In a vigorous dissent, Justice David Souter, joined by Justices John Paul Stevens, Stephen Breyer and Ruth Bader Ginsburg, objected to the court’s imposition of these hurdles to government officials’ liability. In their view, the court’s opinion effectively “does away with supervisory liability,” because it implies that even if Ashcroft and Mueller knew that their subordinates were denying prisoners their constitutional rights and condoned it, they would not be legally responsible. The court does this, Souter wrote, even though Ashcroft and Mueller had conceded that “they could be held liable on a theory of knowledge and deliberate indifference. By overriding that concession, the Court denies Iqbal a fair chance to be heard on that question.”

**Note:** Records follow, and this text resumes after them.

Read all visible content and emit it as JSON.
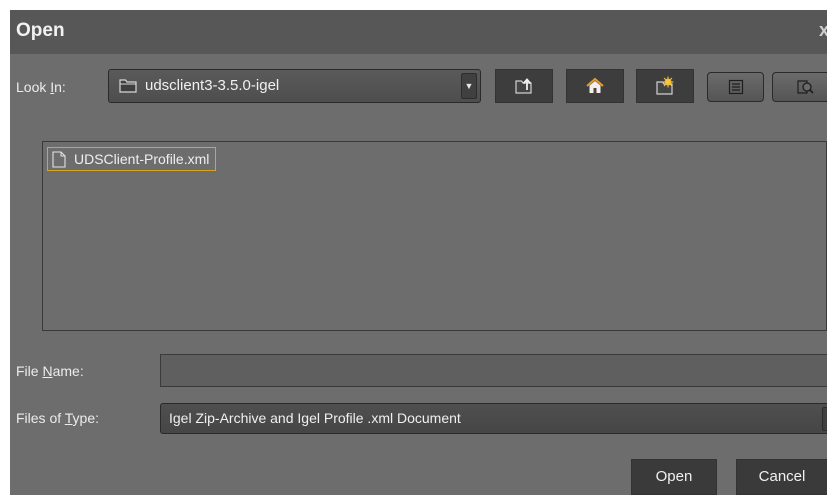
{
  "dialog": {
    "title": "Open",
    "close_glyph": "x"
  },
  "look_in": {
    "label_before": "Look ",
    "label_mnemonic": "I",
    "label_after": "n:",
    "selected_folder": "udsclient3-3.5.0-igel",
    "folder_icon": "folder-icon",
    "dropdown_glyph": "▼"
  },
  "toolbar": {
    "buttons": [
      {
        "icon": "up-one-level-icon"
      },
      {
        "icon": "home-icon"
      },
      {
        "icon": "new-folder-icon"
      },
      {
        "icon": "list-view-icon"
      },
      {
        "icon": "details-view-icon"
      }
    ]
  },
  "files": [
    {
      "name": "UDSClient-Profile.xml",
      "icon": "file-icon",
      "selected": true
    }
  ],
  "file_name": {
    "label_before": "File ",
    "label_mnemonic": "N",
    "label_after": "ame:",
    "value": ""
  },
  "files_of_type": {
    "label_before": "Files of ",
    "label_mnemonic": "T",
    "label_after": "ype:",
    "selected": "Igel Zip-Archive and Igel Profile .xml Document",
    "dropdown_glyph": "▼"
  },
  "buttons": {
    "open_label": "Open",
    "cancel_label": "Cancel"
  },
  "colors": {
    "dialog_bg": "#6d6d6d",
    "titlebar_bg": "#575757",
    "selection_border": "#d9a520"
  }
}
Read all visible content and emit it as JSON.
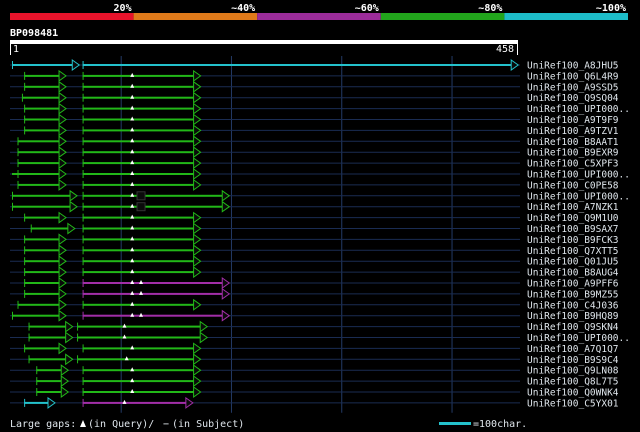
{
  "header": {
    "segments": [
      {
        "label": "20%",
        "color": "#e8132b"
      },
      {
        "label": "~40%",
        "color": "#e07a1a"
      },
      {
        "label": "~60%",
        "color": "#9b2c9a"
      },
      {
        "label": "~80%",
        "color": "#22a51c"
      },
      {
        "label": "~100%",
        "color": "#1dbcc8"
      }
    ]
  },
  "query": {
    "name": "BP098481",
    "start": "1",
    "end": "458"
  },
  "colors": {
    "green": "#22b818",
    "magenta": "#a22ea8",
    "cyan": "#24c2cc",
    "label": "#dfe6ec",
    "grid": "#233a66"
  },
  "hits": [
    {
      "label": "UniRef100_A8JHU5",
      "segs": [
        [
          1,
          62,
          "cyan",
          "arrow"
        ],
        [
          65,
          460,
          "cyan",
          "arrow"
        ]
      ],
      "marks": []
    },
    {
      "label": "UniRef100_Q6L4R9",
      "segs": [
        [
          12,
          50,
          "green",
          "arrow"
        ],
        [
          65,
          172,
          "green",
          "arrow"
        ]
      ],
      "marks": [
        110
      ]
    },
    {
      "label": "UniRef100_A9SSD5",
      "segs": [
        [
          12,
          50,
          "green",
          "arrow"
        ],
        [
          65,
          172,
          "green",
          "arrow"
        ]
      ],
      "marks": [
        110
      ]
    },
    {
      "label": "UniRef100_Q9SQ04",
      "segs": [
        [
          10,
          50,
          "green",
          "arrow"
        ],
        [
          65,
          172,
          "green",
          "arrow"
        ]
      ],
      "marks": [
        110
      ]
    },
    {
      "label": "UniRef100_UPI000..",
      "segs": [
        [
          12,
          50,
          "green",
          "arrow"
        ],
        [
          65,
          172,
          "green",
          "arrow"
        ]
      ],
      "marks": [
        110
      ]
    },
    {
      "label": "UniRef100_A9T9F9",
      "segs": [
        [
          12,
          50,
          "green",
          "arrow"
        ],
        [
          65,
          172,
          "green",
          "arrow"
        ]
      ],
      "marks": [
        110
      ]
    },
    {
      "label": "UniRef100_A9TZV1",
      "segs": [
        [
          12,
          50,
          "green",
          "arrow"
        ],
        [
          65,
          172,
          "green",
          "arrow"
        ]
      ],
      "marks": [
        110
      ]
    },
    {
      "label": "UniRef100_B8AAT1",
      "segs": [
        [
          6,
          50,
          "green",
          "arrow"
        ],
        [
          65,
          172,
          "green",
          "arrow"
        ]
      ],
      "marks": [
        110
      ]
    },
    {
      "label": "UniRef100_B9EXR9",
      "segs": [
        [
          6,
          50,
          "green",
          "arrow"
        ],
        [
          65,
          172,
          "green",
          "arrow"
        ]
      ],
      "marks": [
        110
      ]
    },
    {
      "label": "UniRef100_C5XPF3",
      "segs": [
        [
          6,
          50,
          "green",
          "arrow"
        ],
        [
          65,
          172,
          "green",
          "arrow"
        ]
      ],
      "marks": [
        110
      ]
    },
    {
      "label": "UniRef100_UPI000..",
      "segs": [
        [
          1,
          6,
          "green",
          "bar"
        ],
        [
          6,
          50,
          "green",
          "arrow"
        ],
        [
          65,
          172,
          "green",
          "arrow"
        ]
      ],
      "marks": [
        110
      ]
    },
    {
      "label": "UniRef100_C0PE58",
      "segs": [
        [
          6,
          50,
          "green",
          "arrow"
        ],
        [
          65,
          172,
          "green",
          "arrow"
        ]
      ],
      "marks": [
        110
      ]
    },
    {
      "label": "UniRef100_UPI000..",
      "segs": [
        [
          1,
          60,
          "green",
          "arrow"
        ],
        [
          65,
          198,
          "green",
          "arrow"
        ]
      ],
      "marks": [
        110
      ],
      "gapbox": 118
    },
    {
      "label": "UniRef100_A7NZK1",
      "segs": [
        [
          1,
          60,
          "green",
          "arrow"
        ],
        [
          65,
          198,
          "green",
          "arrow"
        ]
      ],
      "marks": [
        110
      ],
      "gapbox": 118
    },
    {
      "label": "UniRef100_Q9M1U0",
      "segs": [
        [
          12,
          50,
          "green",
          "arrow"
        ],
        [
          65,
          172,
          "green",
          "arrow"
        ]
      ],
      "marks": [
        110
      ]
    },
    {
      "label": "UniRef100_B9SAX7",
      "segs": [
        [
          18,
          58,
          "green",
          "arrow"
        ],
        [
          65,
          172,
          "green",
          "arrow"
        ]
      ],
      "marks": [
        110
      ]
    },
    {
      "label": "UniRef100_B9FCK3",
      "segs": [
        [
          12,
          50,
          "green",
          "arrow"
        ],
        [
          65,
          172,
          "green",
          "arrow"
        ]
      ],
      "marks": [
        110
      ]
    },
    {
      "label": "UniRef100_Q7XTT5",
      "segs": [
        [
          12,
          50,
          "green",
          "arrow"
        ],
        [
          65,
          172,
          "green",
          "arrow"
        ]
      ],
      "marks": [
        110
      ]
    },
    {
      "label": "UniRef100_Q01JU5",
      "segs": [
        [
          12,
          50,
          "green",
          "arrow"
        ],
        [
          65,
          172,
          "green",
          "arrow"
        ]
      ],
      "marks": [
        110
      ]
    },
    {
      "label": "UniRef100_B8AUG4",
      "segs": [
        [
          12,
          50,
          "green",
          "arrow"
        ],
        [
          65,
          172,
          "green",
          "arrow"
        ]
      ],
      "marks": [
        110
      ]
    },
    {
      "label": "UniRef100_A9PFF6",
      "segs": [
        [
          12,
          50,
          "green",
          "arrow"
        ],
        [
          65,
          198,
          "magenta",
          "arrow"
        ]
      ],
      "marks": [
        110,
        118
      ]
    },
    {
      "label": "UniRef100_B9MZ55",
      "segs": [
        [
          12,
          50,
          "green",
          "arrow"
        ],
        [
          65,
          198,
          "magenta",
          "arrow"
        ]
      ],
      "marks": [
        110,
        118
      ]
    },
    {
      "label": "UniRef100_C4J036",
      "segs": [
        [
          6,
          50,
          "green",
          "arrow"
        ],
        [
          65,
          172,
          "green",
          "arrow"
        ]
      ],
      "marks": [
        110
      ]
    },
    {
      "label": "UniRef100_B9HQ89",
      "segs": [
        [
          1,
          50,
          "green",
          "arrow"
        ],
        [
          65,
          198,
          "magenta",
          "arrow"
        ]
      ],
      "marks": [
        110,
        118
      ]
    },
    {
      "label": "UniRef100_Q9SKN4",
      "segs": [
        [
          16,
          56,
          "green",
          "arrow"
        ],
        [
          60,
          178,
          "green",
          "arrow"
        ]
      ],
      "marks": [
        103
      ]
    },
    {
      "label": "UniRef100_UPI000..",
      "segs": [
        [
          16,
          56,
          "green",
          "arrow"
        ],
        [
          60,
          178,
          "green",
          "arrow"
        ]
      ],
      "marks": [
        103
      ]
    },
    {
      "label": "UniRef100_A7Q1Q7",
      "segs": [
        [
          12,
          50,
          "green",
          "arrow"
        ],
        [
          65,
          172,
          "green",
          "arrow"
        ]
      ],
      "marks": [
        110
      ]
    },
    {
      "label": "UniRef100_B9S9C4",
      "segs": [
        [
          16,
          56,
          "green",
          "arrow"
        ],
        [
          60,
          172,
          "green",
          "arrow"
        ]
      ],
      "marks": [
        105
      ]
    },
    {
      "label": "UniRef100_Q9LN08",
      "segs": [
        [
          23,
          52,
          "green",
          "arrow"
        ],
        [
          65,
          172,
          "green",
          "arrow"
        ]
      ],
      "marks": [
        110
      ]
    },
    {
      "label": "UniRef100_Q8L7T5",
      "segs": [
        [
          23,
          52,
          "green",
          "arrow"
        ],
        [
          65,
          172,
          "green",
          "arrow"
        ]
      ],
      "marks": [
        110
      ]
    },
    {
      "label": "UniRef100_Q0WNK4",
      "segs": [
        [
          23,
          52,
          "green",
          "arrow"
        ],
        [
          65,
          172,
          "green",
          "arrow"
        ]
      ],
      "marks": [
        110
      ]
    },
    {
      "label": "UniRef100_C5YX01",
      "segs": [
        [
          12,
          40,
          "cyan",
          "arrow"
        ],
        [
          65,
          165,
          "magenta",
          "arrow"
        ]
      ],
      "marks": [
        103
      ]
    }
  ],
  "footer": {
    "gaps_prefix": "Large gaps:",
    "in_query": "(in Query)/",
    "dash": "−",
    "in_subject": "(in Subject)",
    "scale": "=100char."
  }
}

Lee Gelernt, deputy director of the American Civil Liberties Union’s Immigrant Rights Project, warned on Monday that “there’s going to be a tendency to over-read the decision as creating an insurmountable barrier to these kinds of lawsuits. I think that’s a mistake. I don’t think the court’s suggesting you need to have detailed knowledge of what high-ranking officials were doing before you can have any discovery. This case turned in large part on the especially sparse allegations in the complaint,” he said, noting that much of the evidence supporting those allegations has since been produced. If they’d been cited in the case when it was filed, he said, “I think the court under its plausibility standard would have found it sufficient.”

Rachel Meeropol, a lawyer at the Center for Constitutional Rights who is representing former prisoners making very similar claims in another case, Turkmen v. Ashcroft, said that because the district court allowed her case to move forward, “we have all of that information that shows high-level official involvement in the practices we’ve complained of.” But when lawyers first bring a case, she said, they’re usually not in that position. In cases involving victims of government abuse, then, the court’s decision “gives [government officials] a sort of practical immunity from suit because only they have the specific information about what actions they may have taken,” she said.

Souter’s dissent, interpreting the majority as eliminating supervisory liability, is “a broad reading of the case,” she said. “I hope it’s not interpreted as being that far-reaching. It’s never been the case that you can hold high-level officials accountable simply because their employees did something wrong, but if they’re deliberately indifferent to the fact that their subordinates are acting unconstitutionally, that may be the basis for liability. That basis is called into question by this decision.”

Although the Supreme Court remanded the case to the court of appeals, which could allow Iqbal to replead his case, the precedent set by the court’s decision will not be so easily undone.